• It’s become axiomatic that forehands and backhands are only part of a player’s repertoire. It’s their rations of courage that can be just as important, We got a glimpse of this—actually far more than a glimpse—on Thursday in the women’s draw. In the longest women's match in U.S. Open history, Shelby Rogers of Charleston outlasted Daria Gavrilova, of Australia, 7-6(6), 4-6, 7-6(5) after three hours and 31 minutes. We say it again: there is nothing in sports like a pitched tennis battle. Rogers won this one. And she gets Ukrainian Elina Svitolina in the third round.
• We should all underachieve like Gael Monfils. The French performance artist treads that tightrope, Philippe Petit style, between entertainer and clown. For someone of his talent and native athleticism, he ought to have more than six titles. He also spent the better part of a decade-plus at the top of the sport, winning nearly $14 million in prize money and reaching the semis at multiple Slams (including here last year.)
On Thursday, Monfils simply outfought Donald Young, breaking the American at 5-5 in the decisive set and walking off a winner 6-3, 6-7, 6-4, 2-6, 7-5. With the draw yawning open, opportunities await the Monf. He may not win. But he won't be boring. And, as he turns 31 on Friday, he deserves acknowledgment for he’s done, not what he hasn’t.

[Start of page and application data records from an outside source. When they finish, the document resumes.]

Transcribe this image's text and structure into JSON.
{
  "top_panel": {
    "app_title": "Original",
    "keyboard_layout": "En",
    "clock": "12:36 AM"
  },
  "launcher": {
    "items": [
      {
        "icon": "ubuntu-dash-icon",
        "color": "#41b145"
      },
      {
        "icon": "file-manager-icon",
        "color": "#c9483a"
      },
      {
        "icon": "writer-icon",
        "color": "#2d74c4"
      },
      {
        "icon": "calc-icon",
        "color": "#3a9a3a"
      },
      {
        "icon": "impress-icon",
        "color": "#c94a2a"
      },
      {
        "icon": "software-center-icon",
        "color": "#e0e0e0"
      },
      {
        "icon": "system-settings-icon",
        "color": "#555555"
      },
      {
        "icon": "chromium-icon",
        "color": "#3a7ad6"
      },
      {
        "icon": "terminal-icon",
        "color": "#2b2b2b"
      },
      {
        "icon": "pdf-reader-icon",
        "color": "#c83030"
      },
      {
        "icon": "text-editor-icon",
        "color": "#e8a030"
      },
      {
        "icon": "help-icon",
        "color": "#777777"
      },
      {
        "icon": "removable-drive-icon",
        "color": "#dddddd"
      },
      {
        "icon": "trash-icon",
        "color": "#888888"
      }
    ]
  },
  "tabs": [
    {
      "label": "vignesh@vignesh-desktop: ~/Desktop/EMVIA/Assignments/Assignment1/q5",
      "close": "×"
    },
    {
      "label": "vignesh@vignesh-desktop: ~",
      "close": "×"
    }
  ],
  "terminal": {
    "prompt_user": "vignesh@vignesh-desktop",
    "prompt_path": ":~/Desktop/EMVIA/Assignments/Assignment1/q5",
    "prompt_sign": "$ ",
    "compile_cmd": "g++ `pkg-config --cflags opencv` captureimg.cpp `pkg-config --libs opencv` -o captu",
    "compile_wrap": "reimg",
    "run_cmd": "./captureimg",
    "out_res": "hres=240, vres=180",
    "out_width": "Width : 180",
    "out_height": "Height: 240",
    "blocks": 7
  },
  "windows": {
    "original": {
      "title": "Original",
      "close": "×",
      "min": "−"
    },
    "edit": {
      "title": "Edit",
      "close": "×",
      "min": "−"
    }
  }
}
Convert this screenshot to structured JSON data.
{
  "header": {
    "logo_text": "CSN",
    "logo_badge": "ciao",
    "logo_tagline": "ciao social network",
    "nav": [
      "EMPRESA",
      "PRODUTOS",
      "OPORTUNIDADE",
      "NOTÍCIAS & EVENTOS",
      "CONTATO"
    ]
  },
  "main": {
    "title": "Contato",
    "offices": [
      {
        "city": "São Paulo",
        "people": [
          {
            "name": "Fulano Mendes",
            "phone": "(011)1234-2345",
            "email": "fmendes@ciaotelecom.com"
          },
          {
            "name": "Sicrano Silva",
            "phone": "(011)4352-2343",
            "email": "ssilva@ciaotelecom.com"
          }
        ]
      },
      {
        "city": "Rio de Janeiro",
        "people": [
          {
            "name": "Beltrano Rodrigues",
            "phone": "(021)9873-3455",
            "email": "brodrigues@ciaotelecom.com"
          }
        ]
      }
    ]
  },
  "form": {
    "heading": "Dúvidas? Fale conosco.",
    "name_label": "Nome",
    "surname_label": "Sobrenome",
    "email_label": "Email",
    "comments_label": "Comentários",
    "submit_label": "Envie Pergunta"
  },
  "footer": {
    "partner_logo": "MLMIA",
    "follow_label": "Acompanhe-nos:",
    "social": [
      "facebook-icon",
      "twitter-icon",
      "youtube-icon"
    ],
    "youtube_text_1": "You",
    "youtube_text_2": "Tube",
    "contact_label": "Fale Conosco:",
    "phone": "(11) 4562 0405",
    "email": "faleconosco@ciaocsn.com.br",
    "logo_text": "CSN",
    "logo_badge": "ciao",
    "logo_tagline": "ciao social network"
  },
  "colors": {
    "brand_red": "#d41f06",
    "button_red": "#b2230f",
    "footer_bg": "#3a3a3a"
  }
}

• Grigor Dimitrov is an undeniably talented player, lovely to watch and lovely to deal with. But as a Grand Slam contender, too often he takes on the qualities of fool’s gold. After winning the Cincinnati Masters 1000—the biggest title of his career—earlier this month, Dimitrov rolled into town as a contender and hot pick. He is now neither. In a strangely lop-sided match, he lost to 19-year-old Andrey Rublev. Credit where it’s due: Rublev—one yoked with Sascha Zverev as a player brimming with potential—has ascended steadily if too slowly for the likes of the salon. Today, he scored the biggest win of his promising career. But we need to talk about Dimitrov…..
• More from the Curious Case of Nick Kyrgios. Or the Kyrgios case of Nick Curious. A day after a dismal singles loss in which he said his serving shoulder felt numb, the erratic Aussie was back on the courts today…playing doubles. O-kay.
Playing alongside his friend and countryman Matt Reid, Kyrgios spent two hours on the court and, while his shoulder looked fine, he appeared to struggle with his movement. And, Kyrgios being Kyrgios, he then dazzled in the end, helped earn a critical break of serve and prevailed over Joao Sousa and J-L Struff, 3-6, 7-6, 6-4. There is something maddening about Kyrgios and his on-again, off-again relationship with professionalism. There is also something endearing about a guy with such little regard for convention.